** Information shown follows **

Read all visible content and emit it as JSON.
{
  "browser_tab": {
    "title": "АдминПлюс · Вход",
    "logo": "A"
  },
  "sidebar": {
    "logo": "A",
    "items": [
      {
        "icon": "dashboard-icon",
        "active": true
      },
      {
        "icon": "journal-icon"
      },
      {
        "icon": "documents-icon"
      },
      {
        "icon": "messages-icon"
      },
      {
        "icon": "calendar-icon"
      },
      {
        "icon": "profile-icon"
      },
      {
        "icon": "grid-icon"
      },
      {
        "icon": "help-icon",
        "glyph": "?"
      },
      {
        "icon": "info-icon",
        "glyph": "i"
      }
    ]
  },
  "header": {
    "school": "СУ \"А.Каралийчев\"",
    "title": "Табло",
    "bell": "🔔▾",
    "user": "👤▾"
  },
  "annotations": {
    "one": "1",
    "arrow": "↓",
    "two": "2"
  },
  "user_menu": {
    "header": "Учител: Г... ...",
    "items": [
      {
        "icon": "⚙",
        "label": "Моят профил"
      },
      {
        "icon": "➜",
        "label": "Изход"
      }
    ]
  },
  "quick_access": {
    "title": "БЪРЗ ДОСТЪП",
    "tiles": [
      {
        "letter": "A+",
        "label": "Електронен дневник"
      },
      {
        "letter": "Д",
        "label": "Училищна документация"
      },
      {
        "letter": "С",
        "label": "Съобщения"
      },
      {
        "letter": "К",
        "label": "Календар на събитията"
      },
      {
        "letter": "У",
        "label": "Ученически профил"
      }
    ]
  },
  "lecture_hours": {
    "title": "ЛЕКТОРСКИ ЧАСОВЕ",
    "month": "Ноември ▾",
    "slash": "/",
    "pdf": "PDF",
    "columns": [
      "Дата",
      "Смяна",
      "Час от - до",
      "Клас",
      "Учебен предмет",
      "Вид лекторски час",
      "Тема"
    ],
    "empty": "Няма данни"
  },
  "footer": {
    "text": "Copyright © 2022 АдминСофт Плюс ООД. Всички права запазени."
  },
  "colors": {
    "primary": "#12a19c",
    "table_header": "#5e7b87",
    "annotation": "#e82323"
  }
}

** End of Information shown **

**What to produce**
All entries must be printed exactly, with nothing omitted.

**Finished task**
Read all visible content and emit it as JSON.
{
  "browser_tab": {
    "title": "АдминПлюс · Вход",
    "logo": "A"
  },
  "sidebar": {
    "logo": "A",
    "items": [
      {
        "icon": "dashboard-icon",
        "active": true
      },
      {
        "icon": "journal-icon"
      },
      {
        "icon": "documents-icon"
      },
      {
        "icon": "messages-icon"
      },
      {
        "icon": "calendar-icon"
      },
      {
        "icon": "profile-icon"
      },
      {
        "icon": "grid-icon"
      },
      {
        "icon": "help-icon",
        "glyph": "?"
      },
      {
        "icon": "info-icon",
        "glyph": "i"
      }
    ]
  },
  "header": {
    "school": "СУ \"А.Каралийчев\"",
    "title": "Табло",
    "bell": "🔔▾",
    "user": "👤▾"
  },
  "annotations": {
    "one": "1",
    "arrow": "↓",
    "two": "2"
  },
  "user_menu": {
    "header": "Учител: Г... ...",
    "items": [
      {
        "icon": "⚙",
        "label": "Моят профил"
      },
      {
        "icon": "➜",
        "label": "Изход"
      }
    ]
  },
  "quick_access": {
    "title": "БЪРЗ ДОСТЪП",
    "tiles": [
      {
        "letter": "A+",
        "label": "Електронен дневник"
      },
      {
        "letter": "Д",
        "label": "Училищна документация"
      },
      {
        "letter": "С",
        "label": "Съобщения"
      },
      {
        "letter": "К",
        "label": "Календар на събитията"
      },
      {
        "letter": "У",
        "label": "Ученически профил"
      }
    ]
  },
  "lecture_hours": {
    "title": "ЛЕКТОРСКИ ЧАСОВЕ",
    "month": "Ноември ▾",
    "slash": "/",
    "pdf": "PDF",
    "columns": [
      "Дата",
      "Смяна",
      "Час от - до",
      "Клас",
      "Учебен предмет",
      "Вид лекторски час",
      "Тема"
    ],
    "empty": "Няма данни"
  },
  "footer": {
    "text": "Copyright © 2022 АдминСофт Плюс ООД. Всички права запазени."
  },
  "colors": {
    "primary": "#12a19c",
    "table_header": "#5e7b87",
    "annotation": "#e82323"
  }
}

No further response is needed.